Heat and the arrogance of the elite
Only the rich and the elite, in their air-conditioned homes and offices, know how to deal with Karachi’s killer heatwave. The advice they give to those who have suffered and are dying – invariably the poor, the infirm and the elderly – is to ‘stay cool, stay away from the
Only the rich and the elite, in their air-conditioned homes and offices, know how to deal with Karachi’s killer heatwave. The advice they give to those who have suffered and are dying – invariably the poor, the infirm and the elderly – is to ‘stay cool, stay away from the sun, drink lots of water, wear light clothing’.
Such absurd advice. It is not heat that kills people, but poverty, lack of resources on account of poverty, and of course as we have seen in the case of Karachi, government ineptitude, inefficiency and complete absence.
There is little doubt that one needs lots of water to drink, to stay away from the sun, and to take such well-meaning precautions if one is to avoid suffering from heatstroke. But those who are well off, the rich and the elite, already have their chilled bottled mineral water, their air conditioners running even when their electricity supply has been interrupted, and even wear comfortable linen clothes, so well-suited to South Asia’s summer. If they ever need to go anywhere, it will be in their air-conditioned cars, to their air-conditioned offices or malls, or restaurants, or anywhere else they may choose to go. These people are best prepared to deal with any heatwave, mild or severe and debilitating.
Those who have been reporting on the over one thousand deaths in Karachi and in other parts of Sindh, profile the dead to include a category one generalises to be called ‘the poor’, those who are undernourished and are vulnerable to disease since they lack immunity, and daily wage workers who are possibly both, poor and undernourished, yet have to work in the heat in order to stay alive – a bitter irony here. The old, as they are vulnerable to the cold, so too are they to excess heat, and perhaps may not be able to take all the precautions suggested.
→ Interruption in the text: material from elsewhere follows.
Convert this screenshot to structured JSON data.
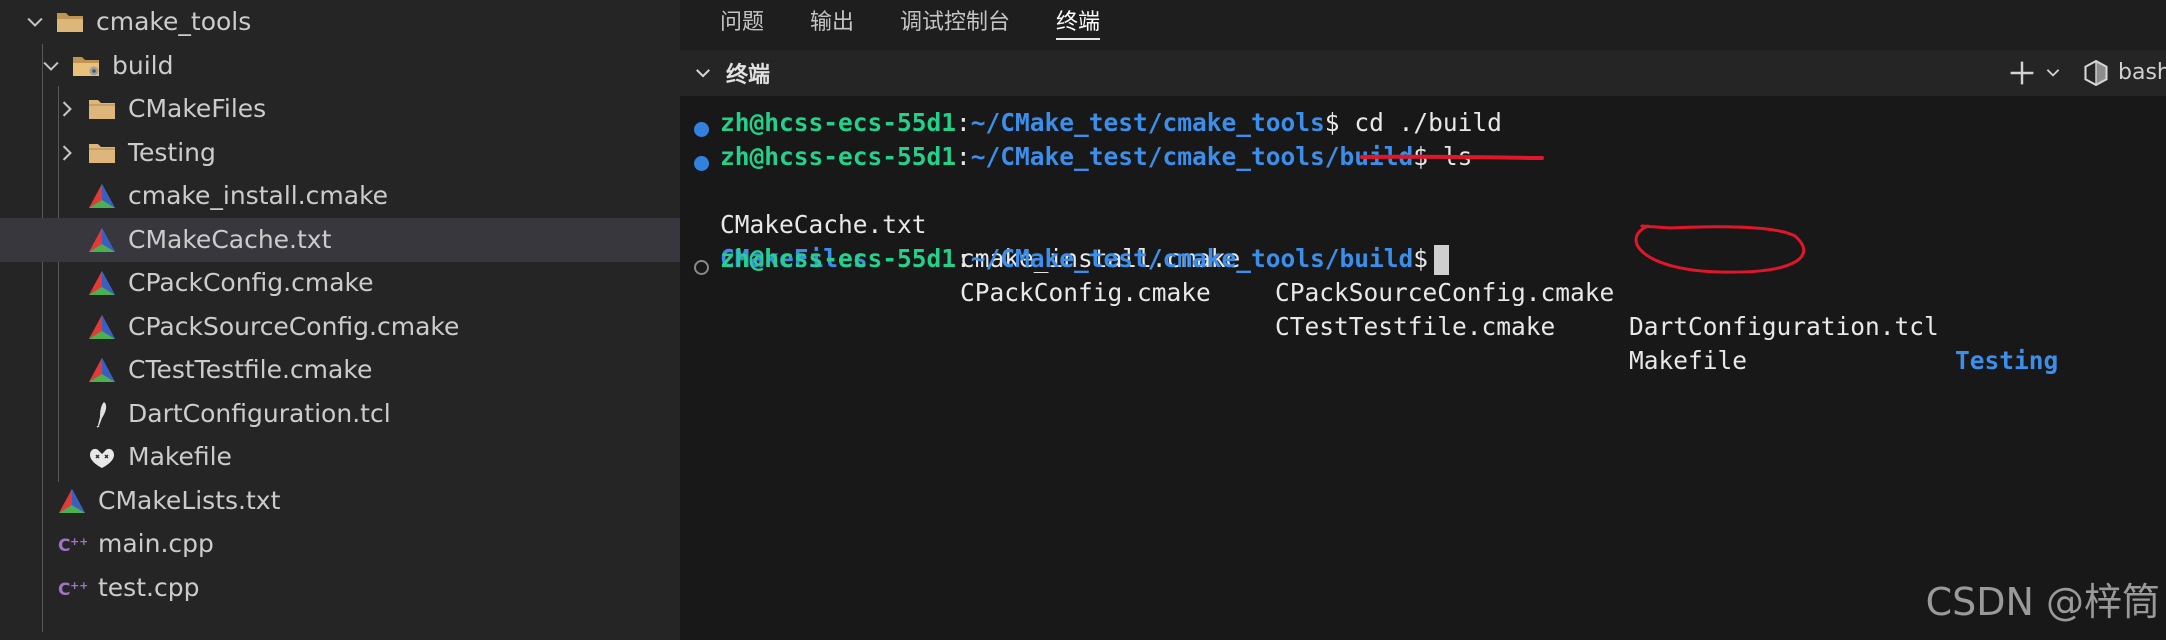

One infectious diseases specialist offering sound advice on how to deal with the heatwave writes: ‘One must take enough fluids to replace loss through excess perspiration and remain in cool and comfortable surroundings with free flow of air. Inner and outer clothes should be loose and air-permeable, the head should be covered with loosely woven material. Those working outdoors must consume extra fluid, and rest frequently in the shade. Cold showers are helpful...’
Who wouldn’t follow such useful tips, except that those who are the victims of the heat attacks are victims precisely because they are required to suffer in the sun and work under severe conditions. Also, because they are poor, it is a bit hard on them to expect that they have ‘comfortable surroundings with free flow of air’. It is not quite clear how the poor or the daily wage workers, who need all these services, will acquire them, even when they aren’t working in the sun, leave alone when they have to work to survive.
One cannot deny the fact that the absence of elected local government in Karachi, or metropolitan government in Karachi’s case, is also a major additional cause for the excessive deaths on account of the heat wave. No one is being held accountable for all those who have died because the responsibilities of taking care of those affected have been diluted and dissipated across institutions and organisations. Normally, a city government, the elected mayor of Karachi and his or her team, would not only be accountable but also responsible for both prevention and to take mitigative measures. Usually, and there are obvious exceptions, elected representatives are more approachable and more responsive to the needs of their constituency than are appointed administrators.
Elected local government, despite the strong concerns about elite capture which is built into the model of bourgeois democracy, also represents the common people, the poor, the middle classes, the non-elite, more than it does the elite. If elections and democracy mean garnering votes from all those who can vote, the voice of the elite is just one of those voices, and in fact, in numerical terms, not the majority. In Karachi we have seen elected representatives largely from the middle and lower-middle classes who represent the constituents of Azizabad, the many Gulshans, Federal B Area, Nazimabad, Liaqutabad, and such like. Cliftonians have their own representatives.
After devastating rains in Karachi some years ago, it was the elected local government and the mayor/nazim who undertook major development in the drainage system of the city to make sure that the water flowed through. If local elections had been held in Sindh, especially in Karachi, and elected representatives had been on hand, it is very probable that the scale of death on account of not having enough air conditioners or chilled mineral water would have been far lower.
The author is a political economist.